Dystopian action films such as The Purge: Election Year have been rather divisive and overblown lately. It’s a subgenre that’s fairly been exploited, which happens with any genre alongside the action. The dystopian elements and the underlying themes serve merely as a plot device for all the things that visibly escalate. And even though they’re based in the distant or near future, things that take place look barely any different to things from today or even a decade or two ago.
Such is the repetitiveness of the modern-day action genre. The Purge franchise has pretty much been among the weaker action and dystopian films too. It barely manages to have a grain of originality but isn’t the worst thing to ever happen to at least the action genre.
The Purge: Election Year is nothing worth watching, but we won’t criticize you for finding it okay, unlike its predecessors. It’s fairly better than the first two films in multiple facets but is still a middling film overall. It provides more fashionable scenarios and sequences than the first two films, but unfortunately, that’s all it does and makes the fact that it’s produced by Michael Bay understandable.
How to Download The Purge: Election Year
The Movie Review
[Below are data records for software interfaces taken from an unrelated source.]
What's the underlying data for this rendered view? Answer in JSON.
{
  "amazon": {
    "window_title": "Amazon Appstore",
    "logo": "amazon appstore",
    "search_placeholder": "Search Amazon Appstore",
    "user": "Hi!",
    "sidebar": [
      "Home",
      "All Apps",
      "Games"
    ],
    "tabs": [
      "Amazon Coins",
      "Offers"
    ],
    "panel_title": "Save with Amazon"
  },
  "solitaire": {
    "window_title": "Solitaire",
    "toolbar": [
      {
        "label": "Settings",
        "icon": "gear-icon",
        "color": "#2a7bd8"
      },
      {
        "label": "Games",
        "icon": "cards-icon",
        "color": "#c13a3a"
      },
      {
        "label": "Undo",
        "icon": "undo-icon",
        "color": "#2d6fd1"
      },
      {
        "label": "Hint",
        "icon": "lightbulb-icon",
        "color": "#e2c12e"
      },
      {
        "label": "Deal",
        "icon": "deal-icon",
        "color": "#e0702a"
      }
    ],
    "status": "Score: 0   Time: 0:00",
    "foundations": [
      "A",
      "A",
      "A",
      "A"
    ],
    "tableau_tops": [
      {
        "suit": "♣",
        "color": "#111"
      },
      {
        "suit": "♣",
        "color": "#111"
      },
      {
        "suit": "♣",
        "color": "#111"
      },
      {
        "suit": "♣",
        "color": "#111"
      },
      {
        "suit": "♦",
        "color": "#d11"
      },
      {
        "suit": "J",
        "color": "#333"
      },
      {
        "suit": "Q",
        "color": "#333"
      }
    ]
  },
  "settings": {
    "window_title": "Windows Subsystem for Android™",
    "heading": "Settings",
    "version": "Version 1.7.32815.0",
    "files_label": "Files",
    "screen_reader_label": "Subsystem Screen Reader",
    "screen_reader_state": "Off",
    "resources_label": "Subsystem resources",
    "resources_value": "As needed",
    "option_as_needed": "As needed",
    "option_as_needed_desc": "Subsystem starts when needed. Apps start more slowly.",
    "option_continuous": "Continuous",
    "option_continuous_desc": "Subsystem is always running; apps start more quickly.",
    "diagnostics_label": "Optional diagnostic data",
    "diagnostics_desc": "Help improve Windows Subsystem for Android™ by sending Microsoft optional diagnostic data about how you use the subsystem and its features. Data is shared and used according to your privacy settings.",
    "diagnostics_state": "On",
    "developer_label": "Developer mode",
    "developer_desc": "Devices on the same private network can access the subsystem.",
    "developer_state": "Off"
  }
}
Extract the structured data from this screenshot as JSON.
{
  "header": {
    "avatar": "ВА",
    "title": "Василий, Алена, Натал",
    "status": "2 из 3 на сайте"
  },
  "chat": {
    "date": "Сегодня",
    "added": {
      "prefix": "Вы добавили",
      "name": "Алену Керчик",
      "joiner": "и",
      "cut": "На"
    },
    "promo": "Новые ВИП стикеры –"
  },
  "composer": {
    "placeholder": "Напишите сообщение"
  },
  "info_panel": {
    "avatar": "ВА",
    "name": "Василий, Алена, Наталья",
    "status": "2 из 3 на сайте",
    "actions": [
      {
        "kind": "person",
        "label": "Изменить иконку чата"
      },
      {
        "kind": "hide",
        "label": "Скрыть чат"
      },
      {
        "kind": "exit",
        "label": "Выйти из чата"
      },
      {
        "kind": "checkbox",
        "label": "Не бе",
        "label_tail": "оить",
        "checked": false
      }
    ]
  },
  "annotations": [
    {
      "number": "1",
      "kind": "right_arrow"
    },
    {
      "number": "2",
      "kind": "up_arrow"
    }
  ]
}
The premise of the story is nothing very interesting by itself, but it does feature a bunch of interesting scenes and sequences that one could simply watch on YouTube. The Purge: Election Year’s scenarios sound fashionable but only on paper. The story and the characters do not compel you much, but they’re not terribly written either.
It starts in 2022, where a young Charlene “Charlie” Roan and her family are kidnapped by a Purger who makes them play a deadly game where the mother chooses the sole survivor of the family, whereas everyone else would die.
Charlie, who’s chosen by her mother gets to experience the trauma of watching her mother, father and brother die. Eighteen years after the incident,
Charlie is now a U.S. senator and campaigns for the presidency. Her premise is to end the annual Purge nights. Edwidge Owens and his party The New Founding Fathers of America (NFFA) begin to see Roan as a threat and revoke government officials’ immunity from purge nights. It is clear that all things in this relatively close dystopian future go in favor of purging.
It’s a depressing universe, but for all the toxic reasons, even the agenda of the purge-resisting kind are pretty dense. James DeMonaco’s storyline is something that could’ve worked much better for a video game instead. The political thrill goes on in the background for the most part, while what we witness throughout the film is Purging every other minute.
The direction is not very subtle either and relies much more on either the spectacle or the dialogue, which surprisingly isn’t corny enough for a middling film. The actors are not to blame for a film that barely allows them to act either.
Speaking of the storyline fitting the nature of a video game better, it’s not necessarily the premise that would work better as a video game, but the way it entirely plays out too.
As a film, there’s very little artistry that it offers but is not necessarily terrible. In fact, the context of the political aspects is much superior to the prior two films. Jacques Jouffret’s cinematography and Nathan Whitehead’s original score are about as mediocre as the film itself.
The only aspect that works as a pro is that it doesn’t necessarily suck at a good number of aspects.
The Purge: Election Year is a slightly superior, yet still middling entry to The Purge franchise. It’s something we’d never recommend, but also a film we won’t judge you for watching and enjoying.